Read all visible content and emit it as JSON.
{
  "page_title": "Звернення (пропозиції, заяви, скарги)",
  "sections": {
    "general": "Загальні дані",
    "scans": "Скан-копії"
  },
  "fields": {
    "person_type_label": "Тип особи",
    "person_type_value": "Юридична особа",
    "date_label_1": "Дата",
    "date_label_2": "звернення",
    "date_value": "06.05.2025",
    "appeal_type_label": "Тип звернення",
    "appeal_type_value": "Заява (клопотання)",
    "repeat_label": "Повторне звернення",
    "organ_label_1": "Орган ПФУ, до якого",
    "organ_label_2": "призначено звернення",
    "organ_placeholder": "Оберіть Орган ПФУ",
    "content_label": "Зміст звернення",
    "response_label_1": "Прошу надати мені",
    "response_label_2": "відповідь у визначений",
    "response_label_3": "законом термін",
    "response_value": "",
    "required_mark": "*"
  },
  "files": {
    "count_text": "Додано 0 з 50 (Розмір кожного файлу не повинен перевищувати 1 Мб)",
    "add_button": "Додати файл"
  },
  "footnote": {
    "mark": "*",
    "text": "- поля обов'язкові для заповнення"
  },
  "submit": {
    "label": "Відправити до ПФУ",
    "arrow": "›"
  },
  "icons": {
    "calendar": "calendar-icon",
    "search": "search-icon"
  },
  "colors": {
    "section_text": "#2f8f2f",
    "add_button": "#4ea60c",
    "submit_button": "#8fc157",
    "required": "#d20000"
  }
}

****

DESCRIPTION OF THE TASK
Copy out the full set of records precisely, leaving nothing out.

SOLVED EXERCISE
Read all visible content and emit it as JSON.
{
  "page_title": "Звернення (пропозиції, заяви, скарги)",
  "sections": {
    "general": "Загальні дані",
    "scans": "Скан-копії"
  },
  "fields": {
    "person_type_label": "Тип особи",
    "person_type_value": "Юридична особа",
    "date_label_1": "Дата",
    "date_label_2": "звернення",
    "date_value": "06.05.2025",
    "appeal_type_label": "Тип звернення",
    "appeal_type_value": "Заява (клопотання)",
    "repeat_label": "Повторне звернення",
    "organ_label_1": "Орган ПФУ, до якого",
    "organ_label_2": "призначено звернення",
    "organ_placeholder": "Оберіть Орган ПФУ",
    "content_label": "Зміст звернення",
    "response_label_1": "Прошу надати мені",
    "response_label_2": "відповідь у визначений",
    "response_label_3": "законом термін",
    "response_value": "",
    "required_mark": "*"
  },
  "files": {
    "count_text": "Додано 0 з 50 (Розмір кожного файлу не повинен перевищувати 1 Мб)",
    "add_button": "Додати файл"
  },
  "footnote": {
    "mark": "*",
    "text": "- поля обов'язкові для заповнення"
  },
  "submit": {
    "label": "Відправити до ПФУ",
    "arrow": "›"
  },
  "icons": {
    "calendar": "calendar-icon",
    "search": "search-icon"
  },
  "colors": {
    "section_text": "#2f8f2f",
    "add_button": "#4ea60c",
    "submit_button": "#8fc157",
    "required": "#d20000"
  }
}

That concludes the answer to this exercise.